If you have purchased any electronic or electrical instrument, you will come across with the term amperage. This term is often used as well by electricians. But what exactly does this word mean and why is it important? Having an understanding with an amperage can help lower your monthly electric bill and help you be a wise shopper.
The amperage is the strength of an electrical current measured in amperes. The ampere is the SI unit of electrical current. It can also be the amount of electrical charge that flows through a conductor in a certain given time. Most electrical instruments are rated according to their amperage or the amount of current that they draw from the main supply when a normal operation has been handled.
When it comes to the electricity flowing in and out of a home, some electricians may be referring it to voltage, amperage or wattage depending on the circumstances. But if we are going to talk about the effect of electric shock, it is no other thing but the amperage. Generally, amperage is the word used to describe the number of electrons traveling past a fixed point in a conductor.
The Difference between Amps, Volts, and Watts
There are so many misunderstanding with the words amps, volts, and watts. There are even times that they have been mixed together and it leads to many different troubles in mind. Well, they might sound the same but they are greatly different – in functions and in the words itself. Understanding the difference between amps, volts and watts can help us know them better. Finding a good analogy what these terms truly mean is to think them like flowing water all the way through a hose.
Let us differentiate them on by one.
- Amps – An amp is a measure of how much electricity is running through an electrical line just like the amount of water flowing through a hose.
- Volts – When we talk about volts, it is the measure of how strong or how forceful the electricity flowing through an electrical line is. It is somewhat like the pressure of water running through a hose. This is the reason why large appliances with 220 V can suck more power per minute than those who only have 120 V.
- Watts – When it comes to watts, it is the result of multiplying amps and volts together. When we talk about the electricity, watts is the working capacity.
Why Does Amperage Matter
Watt is the thing used to calculate power consumption. A current of one amp at one volt consumes only one watt of power. To get how much power consumed, the power used by a device is simply multiplied by volts. So assuming that the appliance rated at 10 amps plugged into 110V supply, it will only use 1,110 watts of energy.
Watts are used by most power companies to measure the consumed electricity in order to charge consumers but amperage is important to calculate the cost of energy running in an electrical device. Generally, the power use of customers will be charged by kilowatt-hours. However, there is always a substitution between power and economy when it comes to homeowner’s electrical devices. It seems that the higher the current rating, the higher the cost of consumed power.
Therefore, if you are someone with goals of decreasing monthly utility bills then choose products with lower amperage.
Protect Yourself and Your Appliances
One of the most common issues regarding electricity usage is overheating and short-circuiting.
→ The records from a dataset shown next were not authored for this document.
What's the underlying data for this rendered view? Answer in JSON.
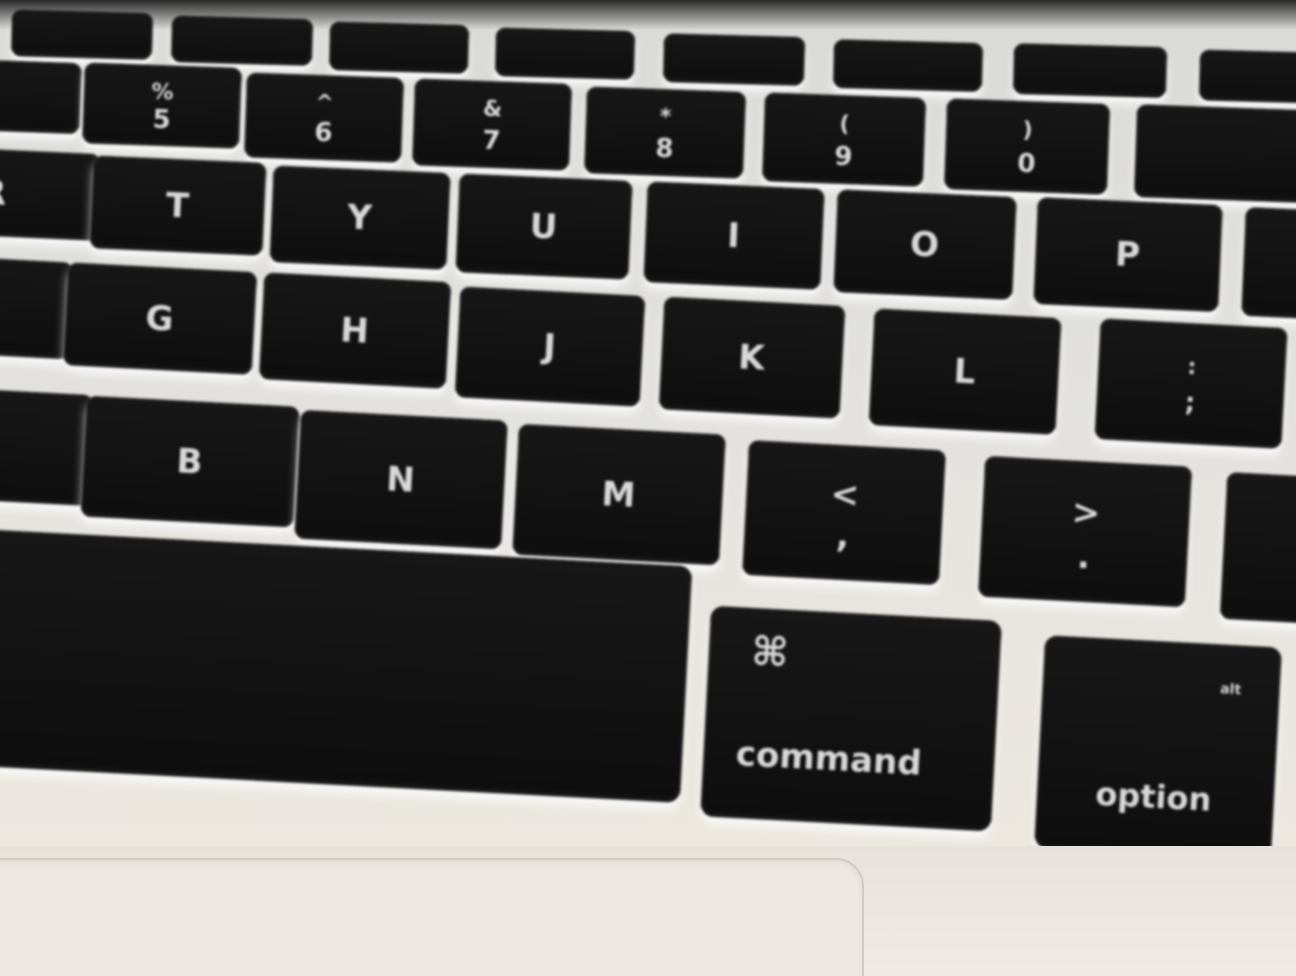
{
  "keyboard": {
    "fn_row": [
      "",
      "",
      "",
      "",
      "",
      "",
      "",
      ""
    ],
    "number_row": [
      {
        "top": "%",
        "bottom": "5"
      },
      {
        "top": "^",
        "bottom": "6"
      },
      {
        "top": "&",
        "bottom": "7"
      },
      {
        "top": "*",
        "bottom": "8"
      },
      {
        "top": "(",
        "bottom": "9"
      },
      {
        "top": ")",
        "bottom": "0"
      },
      {
        "top": "",
        "bottom": ""
      }
    ],
    "top_letter_row": [
      "R",
      "T",
      "Y",
      "U",
      "I",
      "O",
      "P"
    ],
    "home_row": [
      "G",
      "H",
      "J",
      "K",
      "L"
    ],
    "semicolon_key": {
      "top": ":",
      "bottom": ";"
    },
    "bottom_letter_row": [
      "B",
      "N",
      "M"
    ],
    "comma_key": {
      "top": "<",
      "bottom": ","
    },
    "period_key": {
      "top": ">",
      "bottom": "."
    },
    "command_key": {
      "symbol": "⌘",
      "label": "command"
    },
    "option_key": {
      "symbol": "alt",
      "label": "option"
    }
  }
}
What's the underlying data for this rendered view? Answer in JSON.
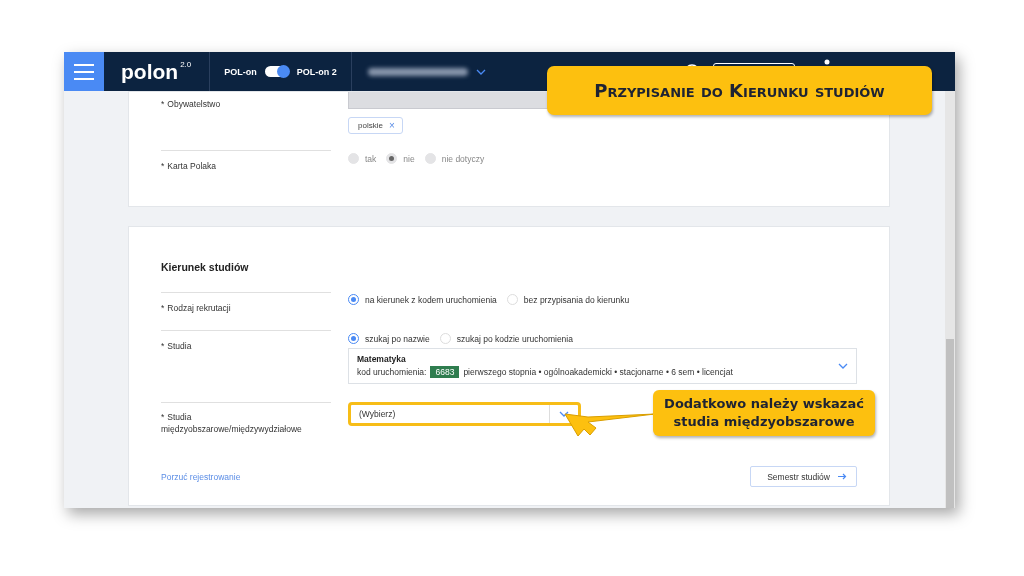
{
  "navbar": {
    "logo": "polon",
    "logo_version": "2.0",
    "switch_left": "POL-on",
    "switch_on": true,
    "switch_right": "POL-on 2"
  },
  "callout_title": "Przypisanie do Kierunku studiów",
  "callout_hint": [
    "Dodatkowo należy wskazać",
    "studia międzyobszarowe"
  ],
  "personal": {
    "citizenship": {
      "label": "Obywatelstwo",
      "required_mark": "*",
      "chip": "polskie",
      "chip_remove": "×"
    },
    "polish_card": {
      "label": "Karta Polaka",
      "required_mark": "*",
      "disabled": true,
      "options": [
        {
          "label": "tak",
          "selected": false
        },
        {
          "label": "nie",
          "selected": true
        },
        {
          "label": "nie dotyczy",
          "selected": false
        }
      ]
    }
  },
  "study": {
    "heading": "Kierunek studiów",
    "recruitment": {
      "label": "Rodzaj rekrutacji",
      "required_mark": "*",
      "options": [
        {
          "label": "na kierunek z kodem uruchomienia",
          "selected": true
        },
        {
          "label": "bez przypisania do kierunku",
          "selected": false
        }
      ]
    },
    "studies": {
      "label": "Studia",
      "required_mark": "*",
      "options": [
        {
          "label": "szukaj po nazwie",
          "selected": true
        },
        {
          "label": "szukaj po kodzie uruchomienia",
          "selected": false
        }
      ],
      "selection": {
        "name": "Matematyka",
        "code_label": "kod uruchomienia:",
        "code": "6683",
        "details": "pierwszego stopnia • ogólnoakademicki • stacjonarne • 6 sem • licencjat"
      }
    },
    "interdisciplinary": {
      "label": "Studia międzyobszarowe/międzywydziałowe",
      "required_mark": "*",
      "placeholder": "(Wybierz)",
      "highlighted": true
    },
    "abandon_link": "Porzuć rejestrowanie",
    "next_button": "Semestr studiów"
  }
}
Avoid this by protecting electrical wires and circuits by controlling the amperage. As you can see to electricians, they use fuses and breakers in order to do it. The breaker switches can also be used to control current to prevent breaking the circuit. Most large devices usually have their own circuits with higher fuses and breaker switches capacity to prevent irritating overloads.
When a person receiving an electric shock due to careless electrical handling or having electrical faults, it is the amount of current that flows in the body, not the voltage. If you are experiencing a shock of perhaps thousands of volts but there is only a small current on it, it is harmless. On the other hand, if you are hit by just a hundred volt of shock but there is extremely high current, the result could be fatal. Therefore, the lesser amps, the safer.
So, for safer home appliances and musical instruments, go for devices with lesser amperage.